CHAMPAIGN – Being called an underdog is no insult to Krista Reinking.
In fact, the University of Illinois guard and her teammates kind of like the sound of that after being nothing but the favorite for weeks and even months at a time this season.
"It's going to be kind of nice," Reinking said Wednesday as the Illini prepared to play North Carolina in the Mideast Regional semifinals Saturday in Nashville, Tenn. "I think we are more comfortable in the underdog role. I don't know why. ... Maybe it's because there's no pressure on us.
"Maybe we can go out there and have fun with it, which is exactly what we want to do this weekend."
By most measures, the Illini are indeed the underdog against the Tar Heels. North Carolina is ranked seventh in the most recent Associated Press poll. Illinois is 16th. The folks who seeded the NCAA tournament also considered the Tar Heels to be a notch above. North Carolina received a second seed, the Illini a third.
And when you compare the teams' records and how they fared in conference tournaments, the nod again must go to the Tar Heels. North Carolina is 26-6 and captured the Atlantic Coast Conference tournament crown. Illinois, 20-9, did not make it out of the Big Ten tournament quarterfinals.
Not to fret, say the Illini, who likely would face No. 1 seed Tennessee if they get past UNC. They vividly remember how last season's UI team carried an underdog chip on its shoulder all the way to a Big Ten co-championship and then on to the NCAA Sweet 16.

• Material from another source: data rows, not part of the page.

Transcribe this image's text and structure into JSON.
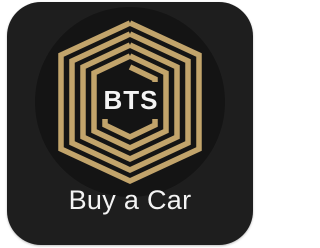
{
  "app": {
    "badge_text": "BTS",
    "caption": "Buy a Car"
  },
  "colors": {
    "tile_background": "#1e1e1e",
    "circle_background": "#141414",
    "gold": "#c2a46b",
    "text": "#f4f4f4"
  },
  "icons": {
    "logo": "bts-hexagon-logo-icon"
  }
}
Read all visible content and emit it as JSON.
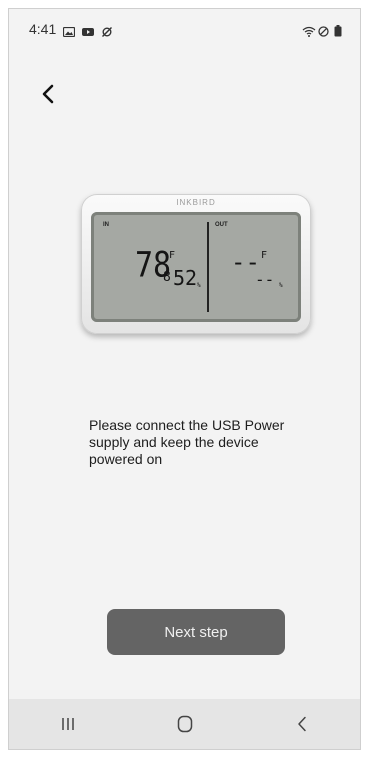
{
  "status_bar": {
    "time": "4:41",
    "left_icons": [
      "gallery-icon",
      "youtube-icon",
      "sync-off-icon"
    ],
    "right_icons": [
      "wifi-icon",
      "do-not-disturb-icon",
      "battery-icon"
    ]
  },
  "header": {
    "back_icon": "chevron-left-icon"
  },
  "device": {
    "brand": "INKBIRD",
    "in_label": "IN",
    "out_label": "OUT",
    "in_temp": "78",
    "in_temp_decimal": "8",
    "in_temp_unit": "F",
    "in_humidity": "52",
    "in_humidity_unit": "%",
    "out_temp": "--",
    "out_temp_unit": "F",
    "out_humidity": "--",
    "out_humidity_unit": "%"
  },
  "message": "Please connect the USB Power supply and keep the device powered on",
  "next_button": "Next step",
  "nav_bar": {
    "recent_icon": "recent-apps-icon",
    "home_icon": "home-icon",
    "back_icon": "back-icon"
  },
  "colors": {
    "background": "#f3f3f3",
    "button": "#646464",
    "button_text": "#f0f0f0",
    "nav_bar": "#e5e5e5"
  }
}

"I know it's an advantage," Illinois forward Nicole Vasey said, "because we were the underdogs all last year, and we always played well being the underdogs."
Said UI forward Tauja Catchings: "I think it's kind of fun, actually. I think people will be a lot looser playing, and we've got nothing to lose and everything to gain."
Illini guard Melissa Parker sees her team's underdog status as an incentive to prove the pollsters and tournament selection committee wrong.
"I think we're going to be able to take that and use it for these next few games," the sophomore said. "I think it will motivate us more to prove just how good of a team we can possibly be."
The current Illini know all about facing highly motivated opponents. Oh, there have been times this season when Illinois wasn't or shouldn't have been favored. Like when it played No. 1 and still-undefeated Tennessee on its home floor. Or when it visited a Wisconsin team that lost only one game on its homecourt all season. Or that visit to eventual Big Ten regular season champion Iowa.
Such underdog roles, however, were the rare exceptions for an Illini team that was the Big Ten's preseason favorite and has been nationally ranked every week since Feb. 3, 1997.
"It's a challenge," UI sophomore center Casey Leonhardt said, "because teams came in ... thinking if they play hard and beat you, then they'll move up and say they beat Illinois.
"That's the position we were in (the year) before, shocking teams by beating them. It makes you just work harder to make sure you stay on top."
Said Catchings: "If you're on top, everybody's trying to knock you down. Basically, I don't mind either way. ... I do think last year it was a lot easier for us to sneak up on teams. They didn't know what to expect. This year it's, 'We're ready for Illinois.' "
Having experienced the favorite's role for most of the season, Reinking said she's gained an appreciation for the test it puts a team through.
"When you're on top and everybody is gunning for you, it kind of shows you what you're really made of. You know they're not going to let up, so you just have to push that much harder to get a victory."
"I like it," Vasey said, "because it puts us into the perspective that we are a good team and we're looked at as being one of the top teams in the nation."